Luckily, the trucks were spared at least some of the compression loss. Luckily again, this is a 1979 and not a 1980, which used a 9.2:1 compression 305 instead of the 350.

Early on, the previous owner cut the catalytic converter off, which provided a lot more seat of the pants acceleration. I can only imagine what this thing felt like with the cat in place.

The first pull on the dyno was horrendous. In the early days, I should’ve gotten 165hp out of it, which isn’t anything to write home about. I got 125 depressing, OPEC-era, worn-out hp.

The good news is, the only place I have to go is up.

On the second pull, we used the old high school hot-rodder’s trick of flipping the air cleaner cover over.

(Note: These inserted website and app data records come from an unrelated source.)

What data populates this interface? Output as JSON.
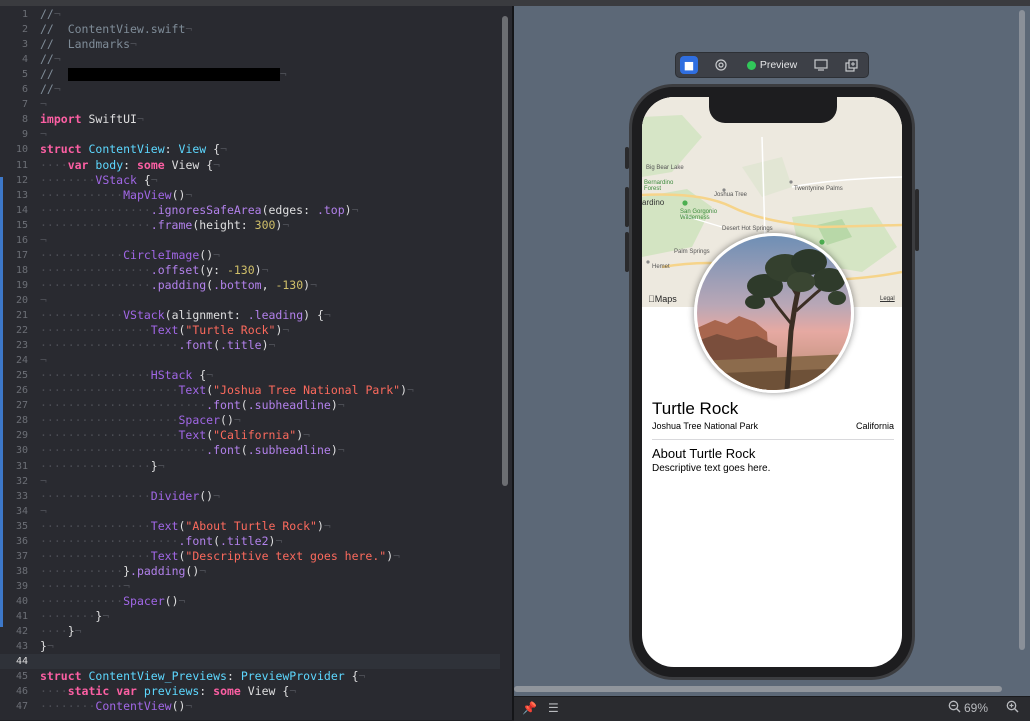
{
  "editor": {
    "file_name": "ContentView.swift",
    "current_line": 44,
    "lines": [
      {
        "n": "1",
        "segs": [
          [
            "cm",
            "//"
          ],
          [
            "ws",
            "¬"
          ]
        ]
      },
      {
        "n": "2",
        "segs": [
          [
            "cm",
            "//  ContentView.swift"
          ],
          [
            "ws",
            "¬"
          ]
        ]
      },
      {
        "n": "3",
        "segs": [
          [
            "cm",
            "//  Landmarks"
          ],
          [
            "ws",
            "¬"
          ]
        ]
      },
      {
        "n": "4",
        "segs": [
          [
            "cm",
            "//"
          ],
          [
            "ws",
            "¬"
          ]
        ]
      },
      {
        "n": "5",
        "segs": [
          [
            "cm",
            "//  "
          ],
          [
            "redact",
            ""
          ],
          [
            "ws",
            "¬"
          ]
        ]
      },
      {
        "n": "6",
        "segs": [
          [
            "cm",
            "//"
          ],
          [
            "ws",
            "¬"
          ]
        ]
      },
      {
        "n": "7",
        "segs": [
          [
            "ws",
            "¬"
          ]
        ]
      },
      {
        "n": "8",
        "segs": [
          [
            "kw",
            "import"
          ],
          [
            "pl",
            " SwiftUI"
          ],
          [
            "ws",
            "¬"
          ]
        ]
      },
      {
        "n": "9",
        "segs": [
          [
            "ws",
            "¬"
          ]
        ]
      },
      {
        "n": "10",
        "segs": [
          [
            "kw",
            "struct"
          ],
          [
            "pl",
            " "
          ],
          [
            "ty",
            "ContentView"
          ],
          [
            "pl",
            ": "
          ],
          [
            "ty",
            "View"
          ],
          [
            "pl",
            " {"
          ],
          [
            "ws",
            "¬"
          ]
        ]
      },
      {
        "n": "11",
        "segs": [
          [
            "ws",
            "····"
          ],
          [
            "kw",
            "var"
          ],
          [
            "pl",
            " "
          ],
          [
            "ty",
            "body"
          ],
          [
            "pl",
            ": "
          ],
          [
            "kw",
            "some"
          ],
          [
            "pl",
            " View {"
          ],
          [
            "ws",
            "¬"
          ]
        ]
      },
      {
        "n": "12",
        "segs": [
          [
            "ws",
            "········"
          ],
          [
            "fn",
            "VStack"
          ],
          [
            "pl",
            " {"
          ],
          [
            "ws",
            "¬"
          ]
        ]
      },
      {
        "n": "13",
        "segs": [
          [
            "ws",
            "············"
          ],
          [
            "fn",
            "MapView"
          ],
          [
            "pl",
            "()"
          ],
          [
            "ws",
            "¬"
          ]
        ]
      },
      {
        "n": "14",
        "segs": [
          [
            "ws",
            "················"
          ],
          [
            "mt",
            ".ignoresSafeArea"
          ],
          [
            "pl",
            "(edges: "
          ],
          [
            "mt",
            ".top"
          ],
          [
            "pl",
            ")"
          ],
          [
            "ws",
            "¬"
          ]
        ]
      },
      {
        "n": "15",
        "segs": [
          [
            "ws",
            "················"
          ],
          [
            "mt",
            ".frame"
          ],
          [
            "pl",
            "(height: "
          ],
          [
            "num",
            "300"
          ],
          [
            "pl",
            ")"
          ],
          [
            "ws",
            "¬"
          ]
        ]
      },
      {
        "n": "16",
        "segs": [
          [
            "ws",
            "¬"
          ]
        ]
      },
      {
        "n": "17",
        "segs": [
          [
            "ws",
            "············"
          ],
          [
            "fn",
            "CircleImage"
          ],
          [
            "pl",
            "()"
          ],
          [
            "ws",
            "¬"
          ]
        ]
      },
      {
        "n": "18",
        "segs": [
          [
            "ws",
            "················"
          ],
          [
            "mt",
            ".offset"
          ],
          [
            "pl",
            "(y: "
          ],
          [
            "num",
            "-130"
          ],
          [
            "pl",
            ")"
          ],
          [
            "ws",
            "¬"
          ]
        ]
      },
      {
        "n": "19",
        "segs": [
          [
            "ws",
            "················"
          ],
          [
            "mt",
            ".padding"
          ],
          [
            "pl",
            "("
          ],
          [
            "mt",
            ".bottom"
          ],
          [
            "pl",
            ", "
          ],
          [
            "num",
            "-130"
          ],
          [
            "pl",
            ")"
          ],
          [
            "ws",
            "¬"
          ]
        ]
      },
      {
        "n": "20",
        "segs": [
          [
            "ws",
            "¬"
          ]
        ]
      },
      {
        "n": "21",
        "segs": [
          [
            "ws",
            "············"
          ],
          [
            "fn",
            "VStack"
          ],
          [
            "pl",
            "(alignment: "
          ],
          [
            "mt",
            ".leading"
          ],
          [
            "pl",
            ") {"
          ],
          [
            "ws",
            "¬"
          ]
        ]
      },
      {
        "n": "22",
        "segs": [
          [
            "ws",
            "················"
          ],
          [
            "fn",
            "Text"
          ],
          [
            "pl",
            "("
          ],
          [
            "str",
            "\"Turtle Rock\""
          ],
          [
            "pl",
            ")"
          ],
          [
            "ws",
            "¬"
          ]
        ]
      },
      {
        "n": "23",
        "segs": [
          [
            "ws",
            "····················"
          ],
          [
            "mt",
            ".font"
          ],
          [
            "pl",
            "("
          ],
          [
            "mt",
            ".title"
          ],
          [
            "pl",
            ")"
          ],
          [
            "ws",
            "¬"
          ]
        ]
      },
      {
        "n": "24",
        "segs": [
          [
            "ws",
            "¬"
          ]
        ]
      },
      {
        "n": "25",
        "segs": [
          [
            "ws",
            "················"
          ],
          [
            "fn",
            "HStack"
          ],
          [
            "pl",
            " {"
          ],
          [
            "ws",
            "¬"
          ]
        ]
      },
      {
        "n": "26",
        "segs": [
          [
            "ws",
            "····················"
          ],
          [
            "fn",
            "Text"
          ],
          [
            "pl",
            "("
          ],
          [
            "str",
            "\"Joshua Tree National Park\""
          ],
          [
            "pl",
            ")"
          ],
          [
            "ws",
            "¬"
          ]
        ]
      },
      {
        "n": "27",
        "segs": [
          [
            "ws",
            "························"
          ],
          [
            "mt",
            ".font"
          ],
          [
            "pl",
            "("
          ],
          [
            "mt",
            ".subheadline"
          ],
          [
            "pl",
            ")"
          ],
          [
            "ws",
            "¬"
          ]
        ]
      },
      {
        "n": "28",
        "segs": [
          [
            "ws",
            "····················"
          ],
          [
            "fn",
            "Spacer"
          ],
          [
            "pl",
            "()"
          ],
          [
            "ws",
            "¬"
          ]
        ]
      },
      {
        "n": "29",
        "segs": [
          [
            "ws",
            "····················"
          ],
          [
            "fn",
            "Text"
          ],
          [
            "pl",
            "("
          ],
          [
            "str",
            "\"California\""
          ],
          [
            "pl",
            ")"
          ],
          [
            "ws",
            "¬"
          ]
        ]
      },
      {
        "n": "30",
        "segs": [
          [
            "ws",
            "························"
          ],
          [
            "mt",
            ".font"
          ],
          [
            "pl",
            "("
          ],
          [
            "mt",
            ".subheadline"
          ],
          [
            "pl",
            ")"
          ],
          [
            "ws",
            "¬"
          ]
        ]
      },
      {
        "n": "31",
        "segs": [
          [
            "ws",
            "················"
          ],
          [
            "pl",
            "}"
          ],
          [
            "ws",
            "¬"
          ]
        ]
      },
      {
        "n": "32",
        "segs": [
          [
            "ws",
            "¬"
          ]
        ]
      },
      {
        "n": "33",
        "segs": [
          [
            "ws",
            "················"
          ],
          [
            "fn",
            "Divider"
          ],
          [
            "pl",
            "()"
          ],
          [
            "ws",
            "¬"
          ]
        ]
      },
      {
        "n": "34",
        "segs": [
          [
            "ws",
            "¬"
          ]
        ]
      },
      {
        "n": "35",
        "segs": [
          [
            "ws",
            "················"
          ],
          [
            "fn",
            "Text"
          ],
          [
            "pl",
            "("
          ],
          [
            "str",
            "\"About Turtle Rock\""
          ],
          [
            "pl",
            ")"
          ],
          [
            "ws",
            "¬"
          ]
        ]
      },
      {
        "n": "36",
        "segs": [
          [
            "ws",
            "····················"
          ],
          [
            "mt",
            ".font"
          ],
          [
            "pl",
            "("
          ],
          [
            "mt",
            ".title2"
          ],
          [
            "pl",
            ")"
          ],
          [
            "ws",
            "¬"
          ]
        ]
      },
      {
        "n": "37",
        "segs": [
          [
            "ws",
            "················"
          ],
          [
            "fn",
            "Text"
          ],
          [
            "pl",
            "("
          ],
          [
            "str",
            "\"Descriptive text goes here.\""
          ],
          [
            "pl",
            ")"
          ],
          [
            "ws",
            "¬"
          ]
        ]
      },
      {
        "n": "38",
        "segs": [
          [
            "ws",
            "············"
          ],
          [
            "pl",
            "}"
          ],
          [
            "mt",
            ".padding"
          ],
          [
            "pl",
            "()"
          ],
          [
            "ws",
            "¬"
          ]
        ]
      },
      {
        "n": "39",
        "segs": [
          [
            "ws",
            "············¬"
          ]
        ]
      },
      {
        "n": "40",
        "segs": [
          [
            "ws",
            "············"
          ],
          [
            "fn",
            "Spacer"
          ],
          [
            "pl",
            "()"
          ],
          [
            "ws",
            "¬"
          ]
        ]
      },
      {
        "n": "41",
        "segs": [
          [
            "ws",
            "········"
          ],
          [
            "pl",
            "}"
          ],
          [
            "ws",
            "¬"
          ]
        ]
      },
      {
        "n": "42",
        "segs": [
          [
            "ws",
            "····"
          ],
          [
            "pl",
            "}"
          ],
          [
            "ws",
            "¬"
          ]
        ]
      },
      {
        "n": "43",
        "segs": [
          [
            "pl",
            "}"
          ],
          [
            "ws",
            "¬"
          ]
        ]
      },
      {
        "n": "44",
        "segs": []
      },
      {
        "n": "45",
        "segs": [
          [
            "kw",
            "struct"
          ],
          [
            "pl",
            " "
          ],
          [
            "ty",
            "ContentView_Previews"
          ],
          [
            "pl",
            ": "
          ],
          [
            "ty",
            "PreviewProvider"
          ],
          [
            "pl",
            " {"
          ],
          [
            "ws",
            "¬"
          ]
        ]
      },
      {
        "n": "46",
        "segs": [
          [
            "ws",
            "····"
          ],
          [
            "kw",
            "static"
          ],
          [
            "pl",
            " "
          ],
          [
            "kw",
            "var"
          ],
          [
            "pl",
            " "
          ],
          [
            "ty",
            "previews"
          ],
          [
            "pl",
            ": "
          ],
          [
            "kw",
            "some"
          ],
          [
            "pl",
            " View {"
          ],
          [
            "ws",
            "¬"
          ]
        ]
      },
      {
        "n": "47",
        "segs": [
          [
            "ws",
            "········"
          ],
          [
            "fn",
            "ContentView"
          ],
          [
            "pl",
            "()"
          ],
          [
            "ws",
            "¬"
          ]
        ]
      }
    ]
  },
  "canvas_toolbar": {
    "preview_label": "Preview",
    "live_icon": "play-icon",
    "inspect_icon": "inspect-icon",
    "device_icon": "device-settings-icon",
    "duplicate_icon": "duplicate-preview-icon"
  },
  "preview": {
    "map": {
      "attribution": "Maps",
      "legal": "Legal",
      "places": [
        "Big Bear Lake",
        "Bernardino Forest",
        "Joshua Tree",
        "Twentynine Palms",
        "ardino",
        "San Gorgonio Wilderness",
        "Desert Hot Springs",
        "Palm Springs",
        "Hemet"
      ]
    },
    "title": "Turtle Rock",
    "park": "Joshua Tree National Park",
    "state": "California",
    "about_title": "About Turtle Rock",
    "description": "Descriptive text goes here."
  },
  "statusbar": {
    "zoom": "69%",
    "pin_icon": "pin-icon",
    "list_icon": "list-icon",
    "zoom_out_icon": "zoom-out-icon",
    "zoom_in_icon": "zoom-in-icon"
  },
  "colors": {
    "editor_bg": "#292a30",
    "keyword": "#fc5fa3",
    "type": "#5dd8ff",
    "function": "#a167e6",
    "string": "#fc6a5d",
    "number": "#d0bf69",
    "canvas_bg": "#5c6877",
    "accent": "#2f6ee0",
    "live_dot": "#31c75a"
  }
}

That alone got us four free horsepower.

The problem here isn’t mechanical. The Blazer only has 61,000 miles, so I’m betting that all the spinning iron in there is in decent shape.

The issue is that (A) I’m not getting sufficient air in, and (B) as evidenced by the stream of exhaust flowing out of that electrical conduit-sized single exhaust, I’m not getting sufficient air out. The truck is seriously restricted on both ends, so our thought is that we can get halfway decent power out of it for short money.


The Rochester Quadrajet four-barrel is a decent carburetor, but it’s tired and leaned out as far as possible. Q-Jets suffer from bad throttle shaft bushings, so it would require a complete rebuild and probably run in the $300 range. Lohnes has a Holley 650 ready to go for me, for free, which is is like music to my ears. While we’re at it, we’re going to swap out the original cast-iron intake for a Weiand cast aluminum intake that I’m going to paint up to look as stock as possible.

I’m also not sure what I’m going to do about the air cleaner. I hate the idea of looking at an open-element air cleaner in something so stock looking under the hood. I may just opt for a freer-flowing K&N air filter in the stock housing.

At the back end, I’m going to completely change the exhaust. I don’t want anything obnoxious, so I think I’m going to opt for Flowmaster 70 Series mufflers, with a true dual setup. The 70 Series mufflers flow a lot better than stock, and read about 82 db at 3,000 rpm from 30 feet away, which is louder than it is now, but not enough to have my neighbors calling the cops when I fire it up at 5:30 in the morning.


Again, I love the stock look, so I’m going to have the pipes turn out behind the rear wheels just the way the original exhaust does.

This isn’t going to be any kind of fire-breather, but I’d like to be able to tow a utility trailer with a motorcycle on it with some authority. If I can get 185 hp out of it, I’d consider it a success.

I’m replacing the exhaust on Friday, and within a few weeks after that, we’ll get to work on the business end. Then I’ll run it back to SMG Motoring and we’ll see what we got out of it. We’ll run another contest to guess how much we managed to improve.

Craig Fitzgerald

Craig Fitzgerald

Writer, editor, lousy guitar player, dad. Content Marketing and Publication Manager at BestRide.com.